The posts accumulated tens of thousands of interactions across platforms, according to CrowdTangle, a social media insights tool. Websites and anti-vaccine advocates such as the Epoch Times and Robert Malone, whom AFP has previously fact-checked for spreading misinformation, amplified the claims.

The White House said in a May 15 press release (archived here) that Biden would nominate Bertagnolli, director of the National Cancer Institute (NCI), as chief of the NIH. But the announcement does not include the language shared online -- and the Pfizer grants cited in the posts helped fund a large clinical trial coordinated by a nonprofit that Bertagnolli previously led.

"We can confirm that all industry funds received by the Alliance for Clinical Trials in Oncology are received in support of the conduct of cancer clinical trials, including large, multi-national trials with thousands of patients," said Suzanne George, the organization's interim group chair and president of the Alliance Foundation. "Dr Bertagnolli did not directly or personally receive any of these funds."

The text in the supposed White House press release screenshot stems from an August 2022 Daily Signal article.

The conservative news website, published by the Heritage Foundation, cited a search (archived here) in a database from the Centers for Medicare and Medicaid Services to claim Bertagnolli had received millions in Pfizer grants. Open Payments reports those amounts as "associated research funding," which the system says constitutes "payments to a research institution or entity where a covered recipient is named as a principal investigator on the research project."

Bertagnolli served as group chair of the Alliance for Clinical Trials in Oncology between 2011 and 2022. The group "comprises nearly 10,000 cancer specialists at hospitals, medical centers and community clinics across the United States and Canada" and "develops and conducts clinical trials with promising new cancer therapies," according to its website.

Bertagnolli told the Daily Signal in 2022 that the money from Pfizer and others "was not in the form of grants to me directly," but rather "contracts entered into by the Alliance for Clinical Trials in Oncology."

"All industry contracts were used by the Alliance's 3,000+ member clinical trials group to conduct cancer clinical trials," she said. "Importantly, virtually all of the funding from Pfizer was for a single large international breast cancer clinical trial."

She added that the funding "was distributed across many different health care institutions -- both academic and community -- to conduct the trial."

George told AFP in a May 18 email that the research (archived here) analyzed whether a drug called palbociclib could help treat certain types of breast cancer in concert with hormone therapy. The findings were published in the peer-reviewed Journal of Clinical Oncology in December 2021.
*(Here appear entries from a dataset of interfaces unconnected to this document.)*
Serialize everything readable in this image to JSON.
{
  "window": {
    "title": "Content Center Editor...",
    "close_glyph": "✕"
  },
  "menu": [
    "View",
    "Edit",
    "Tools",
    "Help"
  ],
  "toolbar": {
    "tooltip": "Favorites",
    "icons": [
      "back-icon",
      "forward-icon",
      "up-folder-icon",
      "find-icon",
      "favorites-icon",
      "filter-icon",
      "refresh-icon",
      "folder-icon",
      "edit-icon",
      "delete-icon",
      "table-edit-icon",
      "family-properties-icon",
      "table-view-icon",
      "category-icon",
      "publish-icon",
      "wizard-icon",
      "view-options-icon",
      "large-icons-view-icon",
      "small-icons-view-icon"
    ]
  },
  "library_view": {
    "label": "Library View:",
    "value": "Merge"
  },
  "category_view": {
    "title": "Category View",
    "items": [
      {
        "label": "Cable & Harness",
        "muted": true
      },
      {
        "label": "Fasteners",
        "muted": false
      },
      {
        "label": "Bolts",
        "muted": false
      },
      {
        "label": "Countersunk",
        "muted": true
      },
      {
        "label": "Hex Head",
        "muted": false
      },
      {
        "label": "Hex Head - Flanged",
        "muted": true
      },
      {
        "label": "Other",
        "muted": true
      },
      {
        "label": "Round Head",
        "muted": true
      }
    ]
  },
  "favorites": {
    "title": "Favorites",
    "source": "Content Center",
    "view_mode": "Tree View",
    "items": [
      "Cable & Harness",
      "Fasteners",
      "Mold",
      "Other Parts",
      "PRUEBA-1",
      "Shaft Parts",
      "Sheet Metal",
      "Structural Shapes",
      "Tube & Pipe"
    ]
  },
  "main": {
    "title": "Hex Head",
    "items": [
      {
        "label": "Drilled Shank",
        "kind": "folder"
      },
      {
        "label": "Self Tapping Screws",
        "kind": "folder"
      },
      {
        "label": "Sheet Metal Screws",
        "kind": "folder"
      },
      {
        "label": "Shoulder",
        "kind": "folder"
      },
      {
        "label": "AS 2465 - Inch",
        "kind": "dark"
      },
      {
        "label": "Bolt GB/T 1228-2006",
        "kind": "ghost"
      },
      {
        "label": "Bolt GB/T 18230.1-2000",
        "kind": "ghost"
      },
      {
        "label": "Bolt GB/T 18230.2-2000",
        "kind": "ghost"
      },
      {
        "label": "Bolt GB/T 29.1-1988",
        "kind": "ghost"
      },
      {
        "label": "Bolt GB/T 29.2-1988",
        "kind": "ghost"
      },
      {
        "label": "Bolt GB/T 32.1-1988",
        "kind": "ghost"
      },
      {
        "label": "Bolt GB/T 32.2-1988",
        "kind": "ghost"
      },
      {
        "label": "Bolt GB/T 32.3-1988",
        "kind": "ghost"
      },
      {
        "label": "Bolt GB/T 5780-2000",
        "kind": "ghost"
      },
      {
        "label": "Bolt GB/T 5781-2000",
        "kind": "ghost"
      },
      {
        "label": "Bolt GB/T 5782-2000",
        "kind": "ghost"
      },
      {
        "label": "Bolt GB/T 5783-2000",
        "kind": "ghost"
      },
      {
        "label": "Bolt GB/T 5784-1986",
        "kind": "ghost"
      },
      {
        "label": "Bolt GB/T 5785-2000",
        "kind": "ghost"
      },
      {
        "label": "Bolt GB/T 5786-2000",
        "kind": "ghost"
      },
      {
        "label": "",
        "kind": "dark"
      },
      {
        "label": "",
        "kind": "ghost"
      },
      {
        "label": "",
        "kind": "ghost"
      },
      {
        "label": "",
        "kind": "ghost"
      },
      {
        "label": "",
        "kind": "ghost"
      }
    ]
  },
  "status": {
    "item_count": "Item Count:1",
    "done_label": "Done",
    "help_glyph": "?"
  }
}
"Alliance overall does not have more involvement with one industry partner over another -- it's just that this one Pfizer trial was very large and therefore very expensive," Bertagnolli told the Daily Signal in 2022, noting that the trial "enrolled over 6,000 patients over quite a number of countries."

Bertagnolli forwarded AFP's request for comment to the White House, which said in a May 18 email that "funding for large clinical trials like these come from a number of sources, including companies participating in the trials."

Pfizer said in a May 18 emailed statement that the company's grants "support independent initiatives designed to improve patient outcomes."

"Grantees are not individuals but rather institutions chosen for their credentials and experience," the statement says. "Medical breakthroughs would not be possible without funding for valuable research."

AFP has fact-checked other false and misleading claims about Pfizer here.